- [Provided data]:
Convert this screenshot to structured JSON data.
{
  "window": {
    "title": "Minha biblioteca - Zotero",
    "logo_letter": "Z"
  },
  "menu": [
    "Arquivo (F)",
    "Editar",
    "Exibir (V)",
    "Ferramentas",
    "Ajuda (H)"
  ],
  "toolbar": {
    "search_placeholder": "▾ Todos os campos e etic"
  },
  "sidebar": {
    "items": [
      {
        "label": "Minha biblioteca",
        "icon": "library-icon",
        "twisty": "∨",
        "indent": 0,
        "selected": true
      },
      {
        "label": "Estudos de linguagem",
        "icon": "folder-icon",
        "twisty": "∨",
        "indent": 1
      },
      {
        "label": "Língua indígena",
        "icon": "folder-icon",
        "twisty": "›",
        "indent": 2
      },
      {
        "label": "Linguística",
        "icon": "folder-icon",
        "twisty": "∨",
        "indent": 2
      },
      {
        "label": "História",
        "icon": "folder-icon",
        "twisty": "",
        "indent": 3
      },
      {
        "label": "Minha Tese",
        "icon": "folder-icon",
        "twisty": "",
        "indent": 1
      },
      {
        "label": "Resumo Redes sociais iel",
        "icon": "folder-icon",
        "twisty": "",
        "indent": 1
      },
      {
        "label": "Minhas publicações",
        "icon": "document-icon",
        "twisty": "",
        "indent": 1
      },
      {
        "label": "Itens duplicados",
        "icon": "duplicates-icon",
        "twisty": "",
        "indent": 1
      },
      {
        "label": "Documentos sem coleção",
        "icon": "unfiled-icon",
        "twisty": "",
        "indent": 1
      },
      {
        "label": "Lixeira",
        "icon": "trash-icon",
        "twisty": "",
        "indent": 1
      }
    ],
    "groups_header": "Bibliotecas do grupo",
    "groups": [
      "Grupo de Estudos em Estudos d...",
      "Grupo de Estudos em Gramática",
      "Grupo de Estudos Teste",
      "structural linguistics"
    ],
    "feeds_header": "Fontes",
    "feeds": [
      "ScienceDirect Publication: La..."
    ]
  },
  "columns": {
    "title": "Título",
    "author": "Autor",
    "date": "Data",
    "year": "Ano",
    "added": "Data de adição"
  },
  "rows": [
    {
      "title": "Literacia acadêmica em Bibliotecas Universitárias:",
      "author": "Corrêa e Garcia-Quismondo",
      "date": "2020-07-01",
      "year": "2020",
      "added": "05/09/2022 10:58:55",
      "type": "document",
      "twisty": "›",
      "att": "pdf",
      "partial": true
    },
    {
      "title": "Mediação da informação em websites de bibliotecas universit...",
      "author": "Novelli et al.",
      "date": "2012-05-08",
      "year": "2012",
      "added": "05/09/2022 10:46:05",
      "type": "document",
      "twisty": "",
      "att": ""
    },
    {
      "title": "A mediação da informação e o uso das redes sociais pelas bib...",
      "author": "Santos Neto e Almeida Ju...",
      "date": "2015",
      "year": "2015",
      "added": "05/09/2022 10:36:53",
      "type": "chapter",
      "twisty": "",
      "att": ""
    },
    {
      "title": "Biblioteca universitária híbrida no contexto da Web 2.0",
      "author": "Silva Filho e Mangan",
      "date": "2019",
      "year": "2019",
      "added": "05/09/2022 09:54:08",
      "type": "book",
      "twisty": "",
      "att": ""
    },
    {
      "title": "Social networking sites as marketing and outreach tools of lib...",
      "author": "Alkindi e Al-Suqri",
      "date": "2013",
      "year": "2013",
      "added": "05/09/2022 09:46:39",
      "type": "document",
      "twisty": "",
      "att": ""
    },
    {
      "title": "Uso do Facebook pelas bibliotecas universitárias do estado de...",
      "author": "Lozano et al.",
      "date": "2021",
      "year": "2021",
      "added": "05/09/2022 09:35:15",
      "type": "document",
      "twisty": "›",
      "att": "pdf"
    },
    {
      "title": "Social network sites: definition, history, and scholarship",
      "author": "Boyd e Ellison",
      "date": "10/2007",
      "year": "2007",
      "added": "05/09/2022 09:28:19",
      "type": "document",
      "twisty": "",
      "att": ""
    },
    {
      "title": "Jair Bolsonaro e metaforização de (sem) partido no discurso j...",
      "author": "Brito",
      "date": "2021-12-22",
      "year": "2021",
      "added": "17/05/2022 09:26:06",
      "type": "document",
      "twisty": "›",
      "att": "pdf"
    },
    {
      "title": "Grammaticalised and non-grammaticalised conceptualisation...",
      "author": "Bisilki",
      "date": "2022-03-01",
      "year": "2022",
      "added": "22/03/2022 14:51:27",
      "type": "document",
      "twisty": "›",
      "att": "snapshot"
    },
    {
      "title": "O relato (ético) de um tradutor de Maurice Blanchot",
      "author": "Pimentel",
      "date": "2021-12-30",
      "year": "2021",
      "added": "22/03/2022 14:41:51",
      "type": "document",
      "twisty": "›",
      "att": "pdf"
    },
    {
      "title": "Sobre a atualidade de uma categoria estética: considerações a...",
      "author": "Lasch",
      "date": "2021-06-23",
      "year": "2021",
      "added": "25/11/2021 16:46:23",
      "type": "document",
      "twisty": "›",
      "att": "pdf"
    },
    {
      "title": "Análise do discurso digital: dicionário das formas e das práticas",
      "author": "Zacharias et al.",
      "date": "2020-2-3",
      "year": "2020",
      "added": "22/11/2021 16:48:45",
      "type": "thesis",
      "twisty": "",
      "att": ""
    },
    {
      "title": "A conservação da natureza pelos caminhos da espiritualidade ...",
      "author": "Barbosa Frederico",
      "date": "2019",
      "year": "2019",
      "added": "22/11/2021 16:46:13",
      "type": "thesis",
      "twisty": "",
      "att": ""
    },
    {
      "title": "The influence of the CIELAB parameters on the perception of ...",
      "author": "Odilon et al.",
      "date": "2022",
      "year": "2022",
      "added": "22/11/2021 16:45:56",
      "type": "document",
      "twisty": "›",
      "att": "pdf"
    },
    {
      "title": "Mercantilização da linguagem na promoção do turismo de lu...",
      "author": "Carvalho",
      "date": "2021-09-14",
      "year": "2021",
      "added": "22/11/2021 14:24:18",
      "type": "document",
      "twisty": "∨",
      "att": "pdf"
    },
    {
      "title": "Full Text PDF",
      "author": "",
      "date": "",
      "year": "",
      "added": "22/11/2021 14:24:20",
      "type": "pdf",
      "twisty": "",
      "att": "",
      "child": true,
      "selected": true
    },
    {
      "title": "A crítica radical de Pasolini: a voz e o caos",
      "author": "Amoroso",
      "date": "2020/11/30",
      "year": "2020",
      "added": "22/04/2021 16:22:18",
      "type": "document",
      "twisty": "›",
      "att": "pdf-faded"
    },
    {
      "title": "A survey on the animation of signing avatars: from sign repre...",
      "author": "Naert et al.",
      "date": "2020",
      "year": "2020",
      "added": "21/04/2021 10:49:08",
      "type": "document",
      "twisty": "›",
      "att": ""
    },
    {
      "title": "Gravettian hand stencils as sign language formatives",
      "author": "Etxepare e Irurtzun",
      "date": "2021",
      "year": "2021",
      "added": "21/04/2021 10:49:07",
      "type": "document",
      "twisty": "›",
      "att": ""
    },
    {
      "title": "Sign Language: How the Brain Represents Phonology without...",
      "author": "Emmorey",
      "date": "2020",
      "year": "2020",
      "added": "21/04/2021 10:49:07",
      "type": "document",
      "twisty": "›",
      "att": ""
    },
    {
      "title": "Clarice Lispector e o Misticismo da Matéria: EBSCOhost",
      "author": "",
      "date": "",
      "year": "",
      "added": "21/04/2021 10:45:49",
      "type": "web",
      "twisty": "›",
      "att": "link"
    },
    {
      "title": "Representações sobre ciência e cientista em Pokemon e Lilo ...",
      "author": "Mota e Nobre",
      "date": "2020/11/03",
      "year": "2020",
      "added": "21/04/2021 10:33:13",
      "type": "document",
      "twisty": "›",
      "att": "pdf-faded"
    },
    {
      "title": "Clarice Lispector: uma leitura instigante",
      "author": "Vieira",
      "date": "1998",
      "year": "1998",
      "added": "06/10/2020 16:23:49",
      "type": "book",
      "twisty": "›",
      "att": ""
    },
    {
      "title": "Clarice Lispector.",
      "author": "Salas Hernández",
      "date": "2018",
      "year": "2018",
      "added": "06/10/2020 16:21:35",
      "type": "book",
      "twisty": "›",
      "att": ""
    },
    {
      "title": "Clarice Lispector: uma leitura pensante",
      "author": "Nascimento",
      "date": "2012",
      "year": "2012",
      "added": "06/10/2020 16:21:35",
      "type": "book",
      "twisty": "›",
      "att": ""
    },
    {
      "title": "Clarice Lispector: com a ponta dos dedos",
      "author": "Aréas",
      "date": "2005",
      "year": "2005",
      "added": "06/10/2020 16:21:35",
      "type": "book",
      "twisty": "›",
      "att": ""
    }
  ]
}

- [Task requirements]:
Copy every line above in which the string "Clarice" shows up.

- [Response to this exercise]:
      "title": "Clarice Lispector e o Misticismo da Matéria: EBSCOhost",
      "title": "Clarice Lispector: uma leitura instigante",
      "title": "Clarice Lispector.",
      "title": "Clarice Lispector: uma leitura pensante",
      "title": "Clarice Lispector: com a ponta dos dedos",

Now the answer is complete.